The helmets used by rodeo competitors resemble those worn by hockey players. However, there isn't a helmet specifically designed for bull riding or other rodeo events in which head injuries are common, said Don Andrews, executive director and co-founder of the Justin Sports Medicine Team.

Though not designed for rodeo events, the helmets currently in use do offer some protection against injury, Andrews said. However, in a sport where animals weighing almost a ton could land on or collide with a human, Andrews said there are no guarantees of escaping injury no matter what precautions are taken. But when it comes to head injuries, the most common injuries in bull riding, some protection is better than nothing at all.

“The unprotected head takes quite a beating,” Andrews said. “By wearing a helmet, there's a much better chance for facial and cranial injuries to be lessened.”

Asay backed up that statement by using a number of his rides as examples.

“For me, it always seems like I'm getting hit in the face,” Asay said. “By wearing a helmet, I've got a higher level of comfort. If I get hit in the face, it's less likely that I'm going to get knocked out and I've got a better chance to recover.”

Asay, during the rodeo in which he sustained multiple injuries earlier this year, said the ride started to go bad after his head collided with the bull's. A subsequent hit knocked out Asay and from that point, he was dragged and stepped on by the bull.

“If I had been wearing a helmet, there's a good chance it wouldn't have happened,” Asay added.

Andrews said less than 50 percent of bull riders wear helmets. However, he said more competitors are opting to wear them. As that number increases, he believes helmet usage will become more common.

“In the next five years, you'll see more than half of the competitors wearing (helmets),” Andrews said. “Once it gets to 51 percent, you'll see an exponential increase in helmet usage.”

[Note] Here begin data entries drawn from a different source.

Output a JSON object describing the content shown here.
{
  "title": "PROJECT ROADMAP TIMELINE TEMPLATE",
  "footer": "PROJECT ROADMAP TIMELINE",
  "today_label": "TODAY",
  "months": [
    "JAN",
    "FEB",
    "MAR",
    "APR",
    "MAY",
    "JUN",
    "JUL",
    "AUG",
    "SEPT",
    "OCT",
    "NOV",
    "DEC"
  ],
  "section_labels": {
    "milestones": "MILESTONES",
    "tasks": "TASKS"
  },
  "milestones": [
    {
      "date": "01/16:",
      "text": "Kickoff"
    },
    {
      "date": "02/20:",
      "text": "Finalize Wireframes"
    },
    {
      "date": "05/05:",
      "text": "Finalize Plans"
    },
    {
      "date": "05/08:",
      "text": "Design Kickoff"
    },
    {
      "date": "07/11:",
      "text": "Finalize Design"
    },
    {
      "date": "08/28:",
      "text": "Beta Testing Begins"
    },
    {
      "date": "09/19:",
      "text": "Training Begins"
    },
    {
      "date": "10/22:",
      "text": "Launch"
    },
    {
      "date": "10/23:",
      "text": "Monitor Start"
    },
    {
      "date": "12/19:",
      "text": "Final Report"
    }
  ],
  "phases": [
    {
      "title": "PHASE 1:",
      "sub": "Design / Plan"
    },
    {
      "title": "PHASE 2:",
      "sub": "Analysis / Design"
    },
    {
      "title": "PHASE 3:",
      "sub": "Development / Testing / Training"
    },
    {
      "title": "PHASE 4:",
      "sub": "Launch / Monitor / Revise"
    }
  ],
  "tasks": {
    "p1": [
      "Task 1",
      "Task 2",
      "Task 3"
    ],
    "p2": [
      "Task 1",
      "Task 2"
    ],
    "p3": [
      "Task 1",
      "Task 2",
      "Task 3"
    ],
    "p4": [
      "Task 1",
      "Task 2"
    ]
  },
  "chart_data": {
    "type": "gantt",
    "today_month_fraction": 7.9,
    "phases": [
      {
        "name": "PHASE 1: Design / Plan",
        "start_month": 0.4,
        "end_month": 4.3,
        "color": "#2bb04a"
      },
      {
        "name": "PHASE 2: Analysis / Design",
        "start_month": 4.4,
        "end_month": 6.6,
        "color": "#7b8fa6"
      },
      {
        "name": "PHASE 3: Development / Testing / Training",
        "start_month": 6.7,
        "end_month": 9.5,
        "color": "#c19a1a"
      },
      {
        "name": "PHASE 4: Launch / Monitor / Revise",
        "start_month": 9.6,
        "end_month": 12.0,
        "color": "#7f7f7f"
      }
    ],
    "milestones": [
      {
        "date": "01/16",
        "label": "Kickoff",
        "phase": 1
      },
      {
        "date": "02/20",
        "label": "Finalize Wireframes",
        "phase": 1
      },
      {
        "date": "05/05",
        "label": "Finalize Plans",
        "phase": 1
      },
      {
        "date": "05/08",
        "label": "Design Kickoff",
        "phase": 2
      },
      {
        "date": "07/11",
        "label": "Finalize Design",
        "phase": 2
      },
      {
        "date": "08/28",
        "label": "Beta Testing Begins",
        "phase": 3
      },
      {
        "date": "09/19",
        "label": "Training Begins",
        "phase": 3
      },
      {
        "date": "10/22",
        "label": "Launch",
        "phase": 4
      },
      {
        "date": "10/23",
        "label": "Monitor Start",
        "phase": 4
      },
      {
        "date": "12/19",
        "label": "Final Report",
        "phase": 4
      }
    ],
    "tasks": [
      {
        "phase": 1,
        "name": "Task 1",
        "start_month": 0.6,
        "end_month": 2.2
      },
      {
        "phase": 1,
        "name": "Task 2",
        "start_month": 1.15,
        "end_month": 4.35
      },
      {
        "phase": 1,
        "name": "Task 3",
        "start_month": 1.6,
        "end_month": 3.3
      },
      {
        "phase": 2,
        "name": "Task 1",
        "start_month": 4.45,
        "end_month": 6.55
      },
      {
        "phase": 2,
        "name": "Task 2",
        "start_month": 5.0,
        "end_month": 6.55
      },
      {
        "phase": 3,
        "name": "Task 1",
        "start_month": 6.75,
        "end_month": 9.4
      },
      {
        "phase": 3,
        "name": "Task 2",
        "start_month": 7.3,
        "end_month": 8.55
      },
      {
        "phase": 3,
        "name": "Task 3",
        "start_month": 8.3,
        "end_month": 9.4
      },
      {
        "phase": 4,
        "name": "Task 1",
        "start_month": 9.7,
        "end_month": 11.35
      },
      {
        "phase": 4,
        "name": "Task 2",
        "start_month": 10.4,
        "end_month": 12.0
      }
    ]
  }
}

Andrews said as more professionals choose to wear protective head gear, there will be an increase of similar usage in young bull riders. He said a youth hockey helmet with a mask costs in the neighborhood of $75. For an adult version, the cost is around $125. He said a helmet designed specifically for bull riding will one day be a reality, but for now the production cost for such an item would be upward of $5,000, which is out of range for the majority of competitors.

Until such a helmet is put into production, Andrews hopes more rodeo competitors will take advantage of the options available to them.

“Some riders don't want to wear them because they aren't used to how it feels,” Andrews said. “If they start out wearing a helmet when they're young, they don't have anything else to compare it to.”

As for Asay, he's glad he endured the transition period of getting used to a helmet as opposed to a cowboy hat.

“It's different,” Asay added. “But like Terry Don West (two-time PRCA world champion bull rider) said, your career will probably last a lot longer if you wear one.”